- [What you will do]: Print the data below verbatim, minus images.

[Items from an interface collection]
┌──
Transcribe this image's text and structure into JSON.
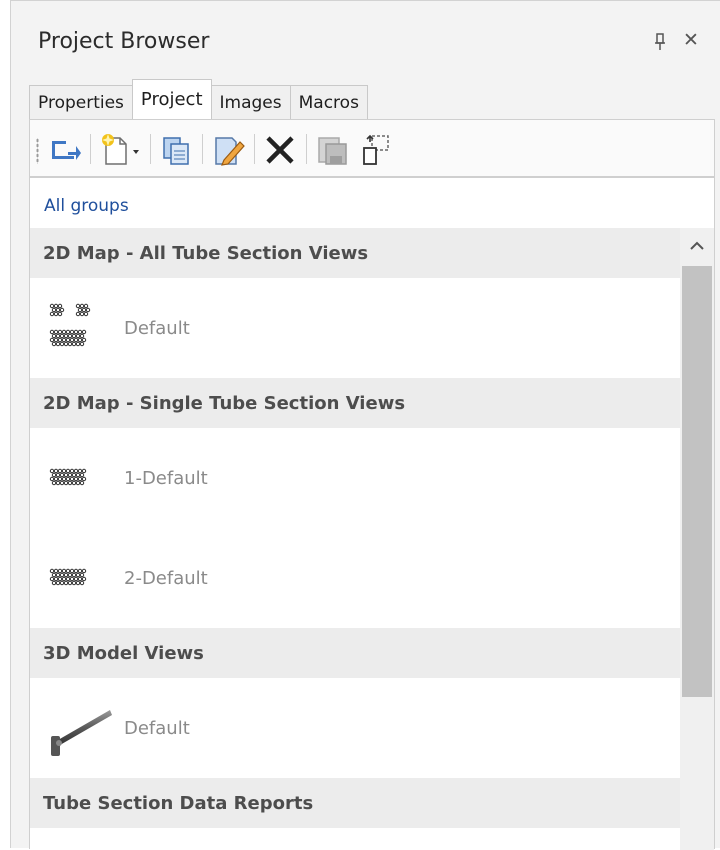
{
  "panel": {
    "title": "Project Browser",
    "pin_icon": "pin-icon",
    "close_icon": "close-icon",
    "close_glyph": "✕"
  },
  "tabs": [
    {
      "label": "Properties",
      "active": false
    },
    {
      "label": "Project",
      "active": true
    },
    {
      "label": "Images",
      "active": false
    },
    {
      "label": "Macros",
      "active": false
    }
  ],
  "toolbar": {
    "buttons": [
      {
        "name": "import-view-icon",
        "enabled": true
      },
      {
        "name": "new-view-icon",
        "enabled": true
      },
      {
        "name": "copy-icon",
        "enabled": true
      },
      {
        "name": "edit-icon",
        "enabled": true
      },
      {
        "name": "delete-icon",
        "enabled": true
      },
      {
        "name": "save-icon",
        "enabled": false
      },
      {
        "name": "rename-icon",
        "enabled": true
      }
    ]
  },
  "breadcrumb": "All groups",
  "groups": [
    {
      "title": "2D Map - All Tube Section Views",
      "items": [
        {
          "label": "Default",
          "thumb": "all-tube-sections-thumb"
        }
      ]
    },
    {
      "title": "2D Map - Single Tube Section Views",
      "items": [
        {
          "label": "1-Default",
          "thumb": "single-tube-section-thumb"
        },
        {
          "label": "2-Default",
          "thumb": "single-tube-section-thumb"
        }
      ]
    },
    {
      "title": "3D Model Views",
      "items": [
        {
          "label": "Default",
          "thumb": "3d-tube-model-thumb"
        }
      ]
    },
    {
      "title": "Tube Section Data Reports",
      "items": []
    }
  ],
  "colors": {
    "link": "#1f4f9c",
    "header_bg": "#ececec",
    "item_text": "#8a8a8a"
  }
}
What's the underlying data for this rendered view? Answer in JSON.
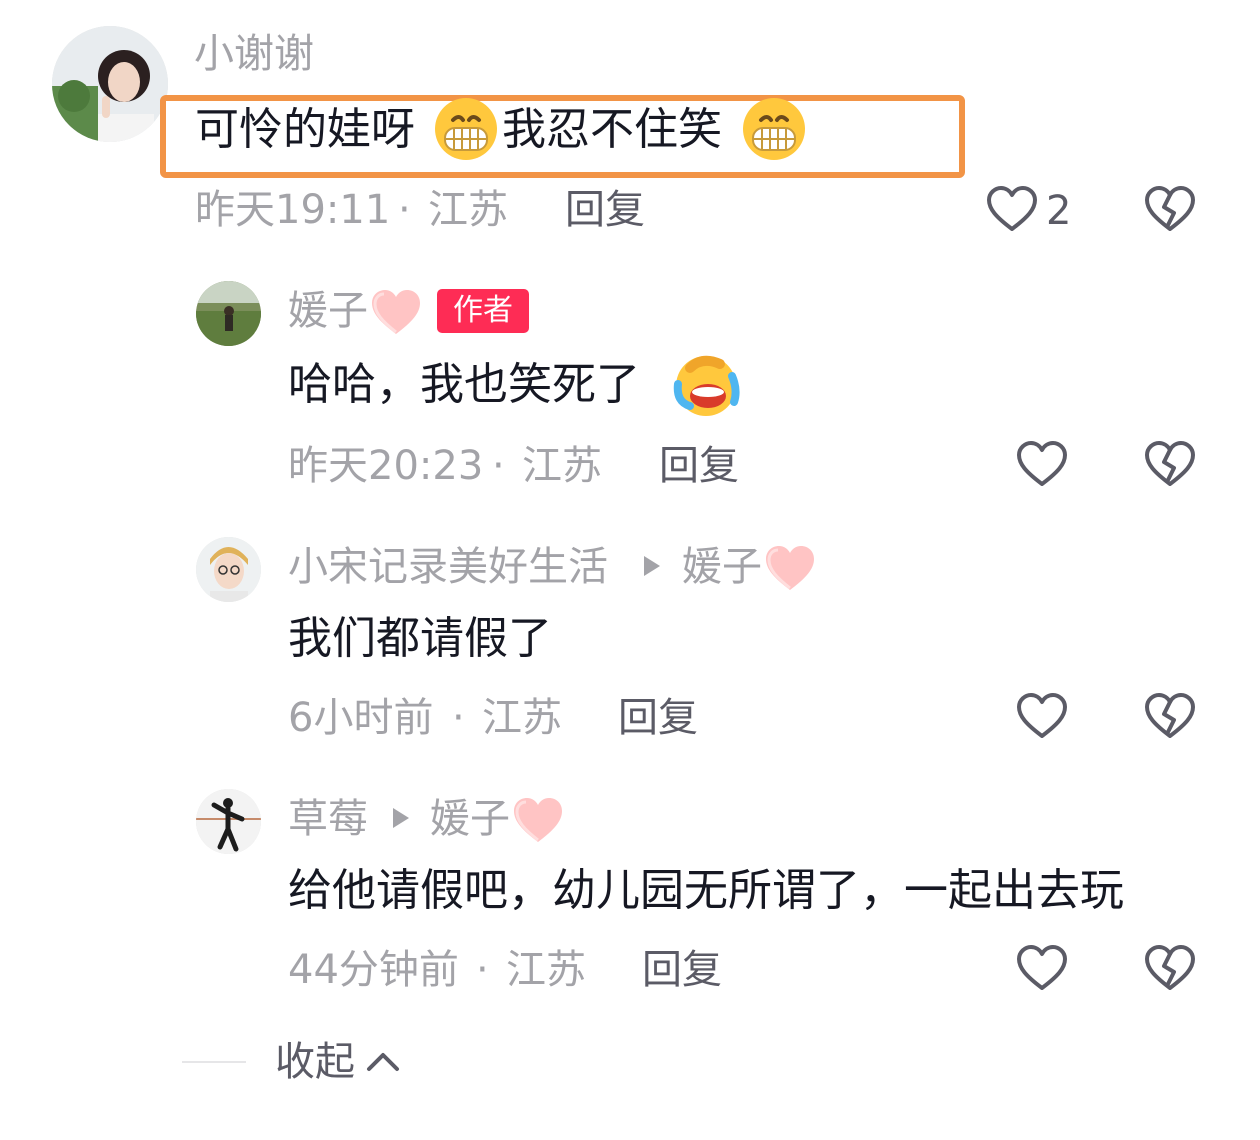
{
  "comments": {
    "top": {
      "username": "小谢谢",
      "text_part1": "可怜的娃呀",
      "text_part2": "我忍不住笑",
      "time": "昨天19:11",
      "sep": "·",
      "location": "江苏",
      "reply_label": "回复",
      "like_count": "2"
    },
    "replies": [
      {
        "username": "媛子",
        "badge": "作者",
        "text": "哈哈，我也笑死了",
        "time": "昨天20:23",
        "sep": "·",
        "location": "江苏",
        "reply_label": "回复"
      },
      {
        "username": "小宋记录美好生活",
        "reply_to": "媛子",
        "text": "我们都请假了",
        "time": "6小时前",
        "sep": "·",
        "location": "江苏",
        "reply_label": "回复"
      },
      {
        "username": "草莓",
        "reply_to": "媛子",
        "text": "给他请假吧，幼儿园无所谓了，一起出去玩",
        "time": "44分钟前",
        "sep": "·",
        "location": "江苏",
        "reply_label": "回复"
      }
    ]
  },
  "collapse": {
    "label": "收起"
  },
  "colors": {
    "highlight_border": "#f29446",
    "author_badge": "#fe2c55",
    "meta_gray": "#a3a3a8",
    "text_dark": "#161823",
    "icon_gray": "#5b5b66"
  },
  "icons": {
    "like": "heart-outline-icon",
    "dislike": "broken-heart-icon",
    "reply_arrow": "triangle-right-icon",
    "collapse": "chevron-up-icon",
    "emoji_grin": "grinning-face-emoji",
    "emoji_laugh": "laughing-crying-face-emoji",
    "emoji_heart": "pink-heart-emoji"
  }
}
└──
- [Result of the exercise]:
Transcribe this image's text and structure into JSON.
{
  "panel": {
    "title": "Project Browser",
    "pin_icon": "pin-icon",
    "close_icon": "close-icon",
    "close_glyph": "✕"
  },
  "tabs": [
    {
      "label": "Properties",
      "active": false
    },
    {
      "label": "Project",
      "active": true
    },
    {
      "label": "Images",
      "active": false
    },
    {
      "label": "Macros",
      "active": false
    }
  ],
  "toolbar": {
    "buttons": [
      {
        "name": "import-view-icon",
        "enabled": true
      },
      {
        "name": "new-view-icon",
        "enabled": true
      },
      {
        "name": "copy-icon",
        "enabled": true
      },
      {
        "name": "edit-icon",
        "enabled": true
      },
      {
        "name": "delete-icon",
        "enabled": true
      },
      {
        "name": "save-icon",
        "enabled": false
      },
      {
        "name": "rename-icon",
        "enabled": true
      }
    ]
  },
  "breadcrumb": "All groups",
  "groups": [
    {
      "title": "2D Map - All Tube Section Views",
      "items": [
        {
          "label": "Default",
          "thumb": "all-tube-sections-thumb"
        }
      ]
    },
    {
      "title": "2D Map - Single Tube Section Views",
      "items": [
        {
          "label": "1-Default",
          "thumb": "single-tube-section-thumb"
        },
        {
          "label": "2-Default",
          "thumb": "single-tube-section-thumb"
        }
      ]
    },
    {
      "title": "3D Model Views",
      "items": [
        {
          "label": "Default",
          "thumb": "3d-tube-model-thumb"
        }
      ]
    },
    {
      "title": "Tube Section Data Reports",
      "items": []
    }
  ],
  "colors": {
    "link": "#1f4f9c",
    "header_bg": "#ececec",
    "item_text": "#8a8a8a"
  }
}
What's the underlying data for this rendered view? Answer in JSON.
{
  "comments": {
    "top": {
      "username": "小谢谢",
      "text_part1": "可怜的娃呀",
      "text_part2": "我忍不住笑",
      "time": "昨天19:11",
      "sep": "·",
      "location": "江苏",
      "reply_label": "回复",
      "like_count": "2"
    },
    "replies": [
      {
        "username": "媛子",
        "badge": "作者",
        "text": "哈哈，我也笑死了",
        "time": "昨天20:23",
        "sep": "·",
        "location": "江苏",
        "reply_label": "回复"
      },
      {
        "username": "小宋记录美好生活",
        "reply_to": "媛子",
        "text": "我们都请假了",
        "time": "6小时前",
        "sep": "·",
        "location": "江苏",
        "reply_label": "回复"
      },
      {
        "username": "草莓",
        "reply_to": "媛子",
        "text": "给他请假吧，幼儿园无所谓了，一起出去玩",
        "time": "44分钟前",
        "sep": "·",
        "location": "江苏",
        "reply_label": "回复"
      }
    ]
  },
  "collapse": {
    "label": "收起"
  },
  "colors": {
    "highlight_border": "#f29446",
    "author_badge": "#fe2c55",
    "meta_gray": "#a3a3a8",
    "text_dark": "#161823",
    "icon_gray": "#5b5b66"
  },
  "icons": {
    "like": "heart-outline-icon",
    "dislike": "broken-heart-icon",
    "reply_arrow": "triangle-right-icon",
    "collapse": "chevron-up-icon",
    "emoji_grin": "grinning-face-emoji",
    "emoji_laugh": "laughing-crying-face-emoji",
    "emoji_heart": "pink-heart-emoji"
  }
}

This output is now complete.